**ENTRIES PROVIDED**.
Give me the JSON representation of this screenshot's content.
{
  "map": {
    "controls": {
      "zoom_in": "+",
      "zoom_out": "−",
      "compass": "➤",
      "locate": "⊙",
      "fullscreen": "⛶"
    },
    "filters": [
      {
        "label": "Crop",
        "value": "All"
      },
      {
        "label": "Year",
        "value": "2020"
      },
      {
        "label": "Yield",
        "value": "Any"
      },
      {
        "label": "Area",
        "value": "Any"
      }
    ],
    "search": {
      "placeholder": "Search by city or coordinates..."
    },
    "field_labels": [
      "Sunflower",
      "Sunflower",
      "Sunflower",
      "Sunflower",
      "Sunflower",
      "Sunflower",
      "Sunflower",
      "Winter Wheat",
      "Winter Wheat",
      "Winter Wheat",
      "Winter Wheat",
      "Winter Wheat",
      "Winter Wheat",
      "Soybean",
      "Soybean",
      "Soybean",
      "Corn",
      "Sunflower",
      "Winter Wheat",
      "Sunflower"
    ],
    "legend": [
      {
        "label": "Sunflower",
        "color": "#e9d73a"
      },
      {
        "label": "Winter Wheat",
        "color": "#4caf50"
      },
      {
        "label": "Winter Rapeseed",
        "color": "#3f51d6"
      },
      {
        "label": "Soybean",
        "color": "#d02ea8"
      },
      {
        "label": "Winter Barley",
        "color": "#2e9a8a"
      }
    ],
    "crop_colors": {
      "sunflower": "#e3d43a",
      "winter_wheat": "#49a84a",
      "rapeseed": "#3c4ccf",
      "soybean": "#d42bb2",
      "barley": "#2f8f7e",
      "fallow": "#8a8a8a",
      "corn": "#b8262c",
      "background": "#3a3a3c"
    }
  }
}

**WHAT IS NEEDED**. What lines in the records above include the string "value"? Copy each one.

**FINAL ANSWER**.
        "value": "All"
        "value": "2020"
        "value": "Any"
        "value": "Any"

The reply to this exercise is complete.